Django-raster provides high level utilities to work with raster data in Django. It is based on the Django internal GDALRaster object and RasterField datatype.

There are three main components in this package:

• Parser utility to ingest rasters through the admin or the django shell.
• Tile Map Service (TMS) endpoint to render raster data.
• Raster calculator to compute and render raster calculator expressions.

Raster files are stored in a file field attached to RasterLayer objects. Data can be added by creating raster layers through the admin interface or the Django shell.

After creating a RasterLayer object, the raster data will be parsed automatically. The parsing can be executed asynchronously if Celery is integrated into the Django project. The raster parser will automatically extract the data in the raster and store it as PostGIS raster tiles on the database.

After ingesting the data, raster styles can be defined through the admin interface which are then used to render the data through TMS endpoints. The endpoints can be used in Javascript mapping software such as OpenLayers or Leaflet.

## Limitations¶

The main limitation of the django-raster package is that it is focused on single band rasters. For most of the functionality, only the first band in the raster is used. While the tile parser processes and stores all bands of the input rasters, for the TMS endpoints and raster algebra calculations, currently only the first band is used.

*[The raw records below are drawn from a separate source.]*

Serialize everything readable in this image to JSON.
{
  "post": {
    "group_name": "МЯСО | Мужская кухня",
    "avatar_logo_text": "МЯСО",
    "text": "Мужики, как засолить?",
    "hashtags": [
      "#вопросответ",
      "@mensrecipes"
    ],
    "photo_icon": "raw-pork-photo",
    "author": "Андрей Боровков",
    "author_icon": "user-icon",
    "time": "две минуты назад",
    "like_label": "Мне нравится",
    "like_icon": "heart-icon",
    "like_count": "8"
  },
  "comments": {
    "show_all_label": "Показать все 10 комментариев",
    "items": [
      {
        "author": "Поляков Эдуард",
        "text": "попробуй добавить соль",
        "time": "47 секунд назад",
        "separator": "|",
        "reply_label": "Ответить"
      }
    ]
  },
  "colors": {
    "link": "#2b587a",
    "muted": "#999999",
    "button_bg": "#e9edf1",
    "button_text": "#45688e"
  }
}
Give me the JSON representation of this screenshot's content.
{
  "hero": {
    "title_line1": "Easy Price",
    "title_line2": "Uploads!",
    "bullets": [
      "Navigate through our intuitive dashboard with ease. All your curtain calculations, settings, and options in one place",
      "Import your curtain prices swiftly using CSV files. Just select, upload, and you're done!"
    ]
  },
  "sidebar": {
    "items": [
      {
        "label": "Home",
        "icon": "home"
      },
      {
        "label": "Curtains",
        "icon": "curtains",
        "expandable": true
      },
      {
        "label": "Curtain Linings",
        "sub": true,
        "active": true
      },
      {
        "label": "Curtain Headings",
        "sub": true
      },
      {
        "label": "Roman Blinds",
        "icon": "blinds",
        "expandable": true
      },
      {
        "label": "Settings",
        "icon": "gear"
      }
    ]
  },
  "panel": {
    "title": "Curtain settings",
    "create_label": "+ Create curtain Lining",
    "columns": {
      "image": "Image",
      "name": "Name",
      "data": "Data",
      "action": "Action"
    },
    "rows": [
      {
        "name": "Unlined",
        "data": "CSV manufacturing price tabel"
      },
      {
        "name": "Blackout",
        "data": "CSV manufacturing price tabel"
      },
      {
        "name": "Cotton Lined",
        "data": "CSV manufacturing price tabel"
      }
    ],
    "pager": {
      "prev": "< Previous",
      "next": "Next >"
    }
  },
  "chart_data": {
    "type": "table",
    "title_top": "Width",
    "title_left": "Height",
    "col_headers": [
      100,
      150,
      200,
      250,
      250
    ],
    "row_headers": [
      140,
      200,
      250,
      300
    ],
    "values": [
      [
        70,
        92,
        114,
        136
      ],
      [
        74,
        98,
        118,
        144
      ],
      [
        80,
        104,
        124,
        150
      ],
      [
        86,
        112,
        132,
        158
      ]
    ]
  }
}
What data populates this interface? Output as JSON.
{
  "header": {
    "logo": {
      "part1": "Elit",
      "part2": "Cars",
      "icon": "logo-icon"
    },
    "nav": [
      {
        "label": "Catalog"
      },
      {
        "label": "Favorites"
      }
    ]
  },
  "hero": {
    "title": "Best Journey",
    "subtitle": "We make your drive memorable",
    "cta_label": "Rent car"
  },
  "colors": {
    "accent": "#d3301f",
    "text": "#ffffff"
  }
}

Another limitation is that the projection of the raster tiles is fixed to the Web Mercator Projection (EPSG 3857). This is because a large part of online mapping applications use this projection, especially TMS services.